#### Task input ####

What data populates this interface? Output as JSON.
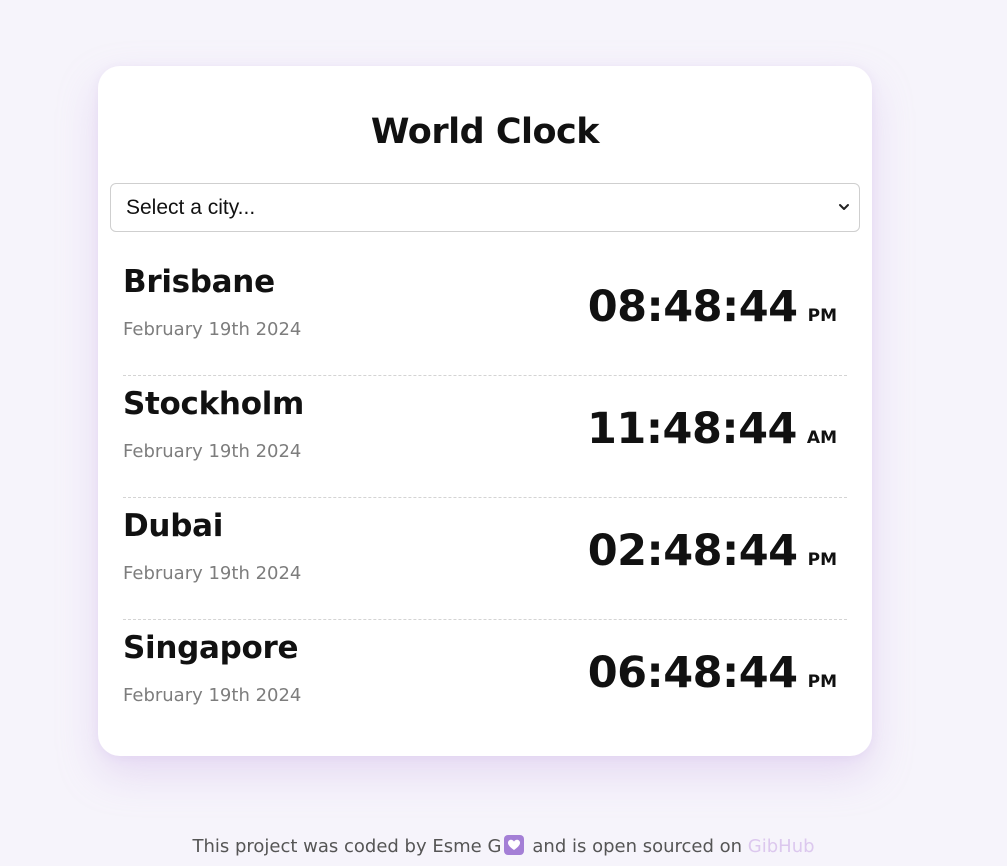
{
  "app": {
    "title": "World Clock"
  },
  "city_select": {
    "selected_label": "Select a city..."
  },
  "cities": [
    {
      "name": "Brisbane",
      "date": "February 19th 2024",
      "time": "08:48:44",
      "ampm": "PM"
    },
    {
      "name": "Stockholm",
      "date": "February 19th 2024",
      "time": "11:48:44",
      "ampm": "AM"
    },
    {
      "name": "Dubai",
      "date": "February 19th 2024",
      "time": "02:48:44",
      "ampm": "PM"
    },
    {
      "name": "Singapore",
      "date": "February 19th 2024",
      "time": "06:48:44",
      "ampm": "PM"
    }
  ],
  "footer": {
    "text_before": "This project was coded by Esme G",
    "text_middle": "and is open sourced on",
    "link_label": "GibHub"
  },
  "colors": {
    "background": "#f6f4fb",
    "card": "#ffffff",
    "accent": "#a47fd6",
    "link": "#dcc8ee",
    "date_text": "#7d7d7d"
  },
  "icons": {
    "select_chevron": "chevron-down-icon",
    "footer_heart": "heart-icon"
  }
}
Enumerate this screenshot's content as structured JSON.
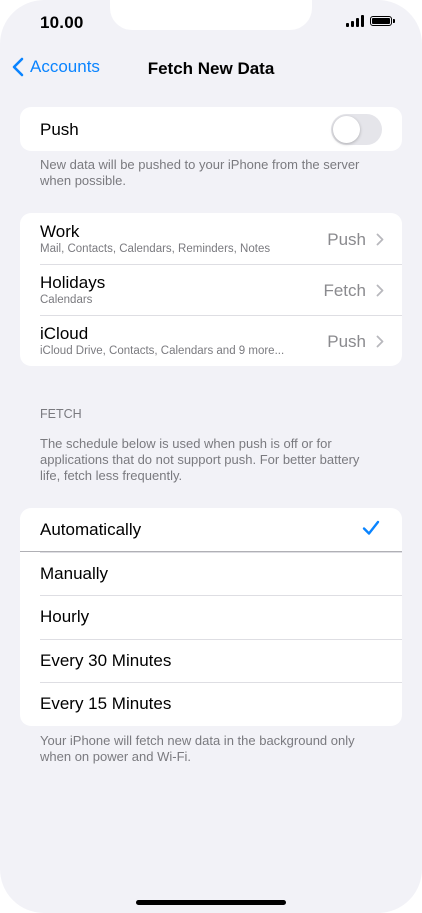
{
  "status": {
    "time": "10.00"
  },
  "nav": {
    "back_label": "Accounts",
    "title": "Fetch New Data"
  },
  "push": {
    "label": "Push",
    "on": false,
    "footer": "New data will be pushed to your iPhone from the server when possible."
  },
  "accounts": [
    {
      "name": "Work",
      "detail": "Mail, Contacts, Calendars, Reminders, Notes",
      "mode": "Push"
    },
    {
      "name": "Holidays",
      "detail": "Calendars",
      "mode": "Fetch"
    },
    {
      "name": "iCloud",
      "detail": "iCloud Drive, Contacts, Calendars and 9 more...",
      "mode": "Push"
    }
  ],
  "fetch": {
    "header": "FETCH",
    "description": "The schedule below is used when push is off or for applications that do not support push. For better battery life, fetch less frequently.",
    "options": [
      "Automatically",
      "Manually",
      "Hourly",
      "Every 30 Minutes",
      "Every 15 Minutes"
    ],
    "selected": "Automatically",
    "footer": "Your iPhone will fetch new data in the background only when on power and Wi-Fi."
  },
  "colors": {
    "accent": "#0a84ff",
    "background": "#f2f2f7"
  }
}
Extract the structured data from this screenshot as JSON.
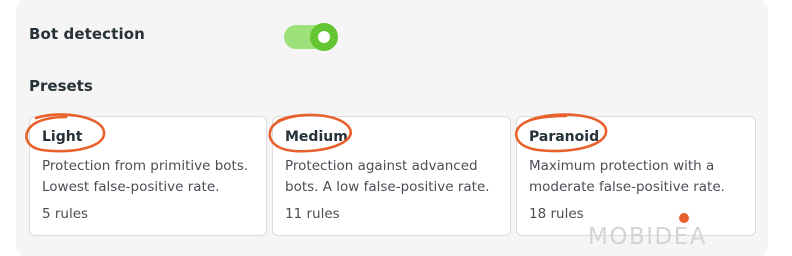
{
  "bot_detection": {
    "label": "Bot detection",
    "enabled": true
  },
  "presets": {
    "title": "Presets",
    "items": [
      {
        "name": "Light",
        "description": "Protection from primitive bots. Lowest false-positive rate.",
        "rules": "5 rules"
      },
      {
        "name": "Medium",
        "description": "Protection against advanced bots. A low false-positive rate.",
        "rules": "11 rules"
      },
      {
        "name": "Paranoid",
        "description": "Maximum protection with a moderate false-positive rate.",
        "rules": "18 rules"
      }
    ]
  },
  "annotation_color": "#e8612c",
  "toggle_color": "#63c531",
  "watermark": "MOBIDEA"
}
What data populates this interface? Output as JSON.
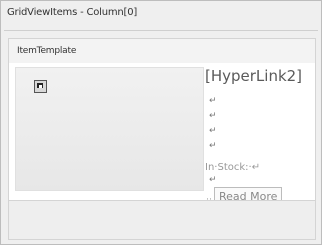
{
  "window": {
    "title": "GridViewItems - Column[0]"
  },
  "template": {
    "label": "ItemTemplate"
  },
  "content": {
    "image_icon": "image-placeholder-icon",
    "hyperlink_text": "[HyperLink2]",
    "line_break_marker": "↵",
    "in_stock_text": "In·Stock:·↵",
    "read_more_prefix": "::",
    "read_more_text": "Read More"
  }
}
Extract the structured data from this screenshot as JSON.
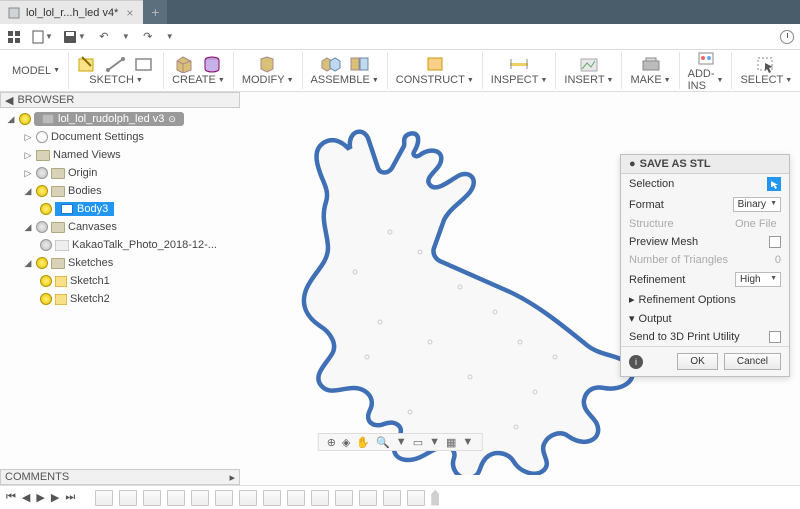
{
  "titlebar": {
    "tab_title": "lol_lol_r...h_led v4*"
  },
  "toolbar": {
    "model_label": "MODEL",
    "groups": [
      {
        "id": "sketch",
        "label": "SKETCH"
      },
      {
        "id": "create",
        "label": "CREATE"
      },
      {
        "id": "modify",
        "label": "MODIFY"
      },
      {
        "id": "assemble",
        "label": "ASSEMBLE"
      },
      {
        "id": "construct",
        "label": "CONSTRUCT"
      },
      {
        "id": "inspect",
        "label": "INSPECT"
      },
      {
        "id": "insert",
        "label": "INSERT"
      },
      {
        "id": "make",
        "label": "MAKE"
      },
      {
        "id": "addins",
        "label": "ADD-INS"
      },
      {
        "id": "select",
        "label": "SELECT"
      }
    ]
  },
  "browser": {
    "header": "BROWSER",
    "root": "lol_lol_rudolph_led v3",
    "nodes": {
      "doc_settings": "Document Settings",
      "named_views": "Named Views",
      "origin": "Origin",
      "bodies": "Bodies",
      "body3": "Body3",
      "canvases": "Canvases",
      "canvas1": "KakaoTalk_Photo_2018-12-...",
      "sketches": "Sketches",
      "sketch1": "Sketch1",
      "sketch2": "Sketch2"
    }
  },
  "dialog": {
    "title": "SAVE AS STL",
    "rows": {
      "selection": "Selection",
      "format": "Format",
      "format_value": "Binary",
      "structure": "Structure",
      "structure_value": "One File",
      "preview_mesh": "Preview Mesh",
      "num_tri": "Number of Triangles",
      "num_tri_value": "0",
      "refinement": "Refinement",
      "refinement_value": "High",
      "ref_options": "Refinement Options",
      "output": "Output",
      "send_3d": "Send to 3D Print Utility"
    },
    "ok": "OK",
    "cancel": "Cancel"
  },
  "comments": {
    "header": "COMMENTS"
  }
}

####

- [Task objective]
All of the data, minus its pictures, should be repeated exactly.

- [Problem solution]
What data populates this interface? Output as JSON.
{
  "app": {
    "title": "World Clock"
  },
  "city_select": {
    "selected_label": "Select a city..."
  },
  "cities": [
    {
      "name": "Brisbane",
      "date": "February 19th 2024",
      "time": "08:48:44",
      "ampm": "PM"
    },
    {
      "name": "Stockholm",
      "date": "February 19th 2024",
      "time": "11:48:44",
      "ampm": "AM"
    },
    {
      "name": "Dubai",
      "date": "February 19th 2024",
      "time": "02:48:44",
      "ampm": "PM"
    },
    {
      "name": "Singapore",
      "date": "February 19th 2024",
      "time": "06:48:44",
      "ampm": "PM"
    }
  ],
  "footer": {
    "text_before": "This project was coded by Esme G",
    "text_middle": "and is open sourced on",
    "link_label": "GibHub"
  },
  "colors": {
    "background": "#f6f4fb",
    "card": "#ffffff",
    "accent": "#a47fd6",
    "link": "#dcc8ee",
    "date_text": "#7d7d7d"
  },
  "icons": {
    "select_chevron": "chevron-down-icon",
    "footer_heart": "heart-icon"
  }
}
Enumerate this screenshot's content as structured JSON.
{
  "status": {
    "time": "10.00"
  },
  "nav": {
    "back_label": "Accounts",
    "title": "Fetch New Data"
  },
  "push": {
    "label": "Push",
    "on": false,
    "footer": "New data will be pushed to your iPhone from the server when possible."
  },
  "accounts": [
    {
      "name": "Work",
      "detail": "Mail, Contacts, Calendars, Reminders, Notes",
      "mode": "Push"
    },
    {
      "name": "Holidays",
      "detail": "Calendars",
      "mode": "Fetch"
    },
    {
      "name": "iCloud",
      "detail": "iCloud Drive, Contacts, Calendars and 9 more...",
      "mode": "Push"
    }
  ],
  "fetch": {
    "header": "FETCH",
    "description": "The schedule below is used when push is off or for applications that do not support push. For better battery life, fetch less frequently.",
    "options": [
      "Automatically",
      "Manually",
      "Hourly",
      "Every 30 Minutes",
      "Every 15 Minutes"
    ],
    "selected": "Automatically",
    "footer": "Your iPhone will fetch new data in the background only when on power and Wi-Fi."
  },
  "colors": {
    "accent": "#0a84ff",
    "background": "#f2f2f7"
  }
}
Extract the structured data from this screenshot as JSON.
{
  "bot_detection": {
    "label": "Bot detection",
    "enabled": true
  },
  "presets": {
    "title": "Presets",
    "items": [
      {
        "name": "Light",
        "description": "Protection from primitive bots. Lowest false-positive rate.",
        "rules": "5 rules"
      },
      {
        "name": "Medium",
        "description": "Protection against advanced bots. A low false-positive rate.",
        "rules": "11 rules"
      },
      {
        "name": "Paranoid",
        "description": "Maximum protection with a moderate false-positive rate.",
        "rules": "18 rules"
      }
    ]
  },
  "annotation_color": "#e8612c",
  "toggle_color": "#63c531",
  "watermark": "MOBIDEA"
}
What data populates this interface? Output as JSON.
{
  "window": {
    "title": "GridViewItems - Column[0]"
  },
  "template": {
    "label": "ItemTemplate"
  },
  "content": {
    "image_icon": "image-placeholder-icon",
    "hyperlink_text": "[HyperLink2]",
    "line_break_marker": "↵",
    "in_stock_text": "In·Stock:·↵",
    "read_more_prefix": "::",
    "read_more_text": "Read More"
  }
}
Extract the structured data from this screenshot as JSON.
{
  "titlebar": {
    "tab_title": "lol_lol_r...h_led v4*"
  },
  "toolbar": {
    "model_label": "MODEL",
    "groups": [
      {
        "id": "sketch",
        "label": "SKETCH"
      },
      {
        "id": "create",
        "label": "CREATE"
      },
      {
        "id": "modify",
        "label": "MODIFY"
      },
      {
        "id": "assemble",
        "label": "ASSEMBLE"
      },
      {
        "id": "construct",
        "label": "CONSTRUCT"
      },
      {
        "id": "inspect",
        "label": "INSPECT"
      },
      {
        "id": "insert",
        "label": "INSERT"
      },
      {
        "id": "make",
        "label": "MAKE"
      },
      {
        "id": "addins",
        "label": "ADD-INS"
      },
      {
        "id": "select",
        "label": "SELECT"
      }
    ]
  },
  "browser": {
    "header": "BROWSER",
    "root": "lol_lol_rudolph_led v3",
    "nodes": {
      "doc_settings": "Document Settings",
      "named_views": "Named Views",
      "origin": "Origin",
      "bodies": "Bodies",
      "body3": "Body3",
      "canvases": "Canvases",
      "canvas1": "KakaoTalk_Photo_2018-12-...",
      "sketches": "Sketches",
      "sketch1": "Sketch1",
      "sketch2": "Sketch2"
    }
  },
  "dialog": {
    "title": "SAVE AS STL",
    "rows": {
      "selection": "Selection",
      "format": "Format",
      "format_value": "Binary",
      "structure": "Structure",
      "structure_value": "One File",
      "preview_mesh": "Preview Mesh",
      "num_tri": "Number of Triangles",
      "num_tri_value": "0",
      "refinement": "Refinement",
      "refinement_value": "High",
      "ref_options": "Refinement Options",
      "output": "Output",
      "send_3d": "Send to 3D Print Utility"
    },
    "ok": "OK",
    "cancel": "Cancel"
  },
  "comments": {
    "header": "COMMENTS"
  }
}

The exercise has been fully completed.